- _Material provided_
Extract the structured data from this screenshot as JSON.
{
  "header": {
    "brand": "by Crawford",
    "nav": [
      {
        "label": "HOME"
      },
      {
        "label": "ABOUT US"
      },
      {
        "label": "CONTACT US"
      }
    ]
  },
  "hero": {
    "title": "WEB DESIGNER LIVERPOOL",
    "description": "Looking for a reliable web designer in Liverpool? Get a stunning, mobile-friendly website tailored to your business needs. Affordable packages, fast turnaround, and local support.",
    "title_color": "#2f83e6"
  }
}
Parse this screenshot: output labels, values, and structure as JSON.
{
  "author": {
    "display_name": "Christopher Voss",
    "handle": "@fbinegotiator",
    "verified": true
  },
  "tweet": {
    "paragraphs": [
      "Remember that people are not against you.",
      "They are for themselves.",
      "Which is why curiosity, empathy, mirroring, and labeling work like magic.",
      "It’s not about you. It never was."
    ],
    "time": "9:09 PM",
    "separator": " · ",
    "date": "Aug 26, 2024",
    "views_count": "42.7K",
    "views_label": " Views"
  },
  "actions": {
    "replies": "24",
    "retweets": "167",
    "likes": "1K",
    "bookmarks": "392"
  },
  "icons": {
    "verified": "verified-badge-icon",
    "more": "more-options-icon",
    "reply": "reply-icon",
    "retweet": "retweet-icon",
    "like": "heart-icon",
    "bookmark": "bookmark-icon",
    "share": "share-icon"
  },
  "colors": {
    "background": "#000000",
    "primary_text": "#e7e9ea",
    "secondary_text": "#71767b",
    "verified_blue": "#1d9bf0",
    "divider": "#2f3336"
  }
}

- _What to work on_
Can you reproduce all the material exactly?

- _Solution to the exercise_
Extract the structured data from this screenshot as JSON.
{
  "header": {
    "brand": "by Crawford",
    "nav": [
      {
        "label": "HOME"
      },
      {
        "label": "ABOUT US"
      },
      {
        "label": "CONTACT US"
      }
    ]
  },
  "hero": {
    "title": "WEB DESIGNER LIVERPOOL",
    "description": "Looking for a reliable web designer in Liverpool? Get a stunning, mobile-friendly website tailored to your business needs. Affordable packages, fast turnaround, and local support.",
    "title_color": "#2f83e6"
  }
}
Parse this screenshot: output labels, values, and structure as JSON.
{
  "author": {
    "display_name": "Christopher Voss",
    "handle": "@fbinegotiator",
    "verified": true
  },
  "tweet": {
    "paragraphs": [
      "Remember that people are not against you.",
      "They are for themselves.",
      "Which is why curiosity, empathy, mirroring, and labeling work like magic.",
      "It’s not about you. It never was."
    ],
    "time": "9:09 PM",
    "separator": " · ",
    "date": "Aug 26, 2024",
    "views_count": "42.7K",
    "views_label": " Views"
  },
  "actions": {
    "replies": "24",
    "retweets": "167",
    "likes": "1K",
    "bookmarks": "392"
  },
  "icons": {
    "verified": "verified-badge-icon",
    "more": "more-options-icon",
    "reply": "reply-icon",
    "retweet": "retweet-icon",
    "like": "heart-icon",
    "bookmark": "bookmark-icon",
    "share": "share-icon"
  },
  "colors": {
    "background": "#000000",
    "primary_text": "#e7e9ea",
    "secondary_text": "#71767b",
    "verified_blue": "#1d9bf0",
    "divider": "#2f3336"
  }
}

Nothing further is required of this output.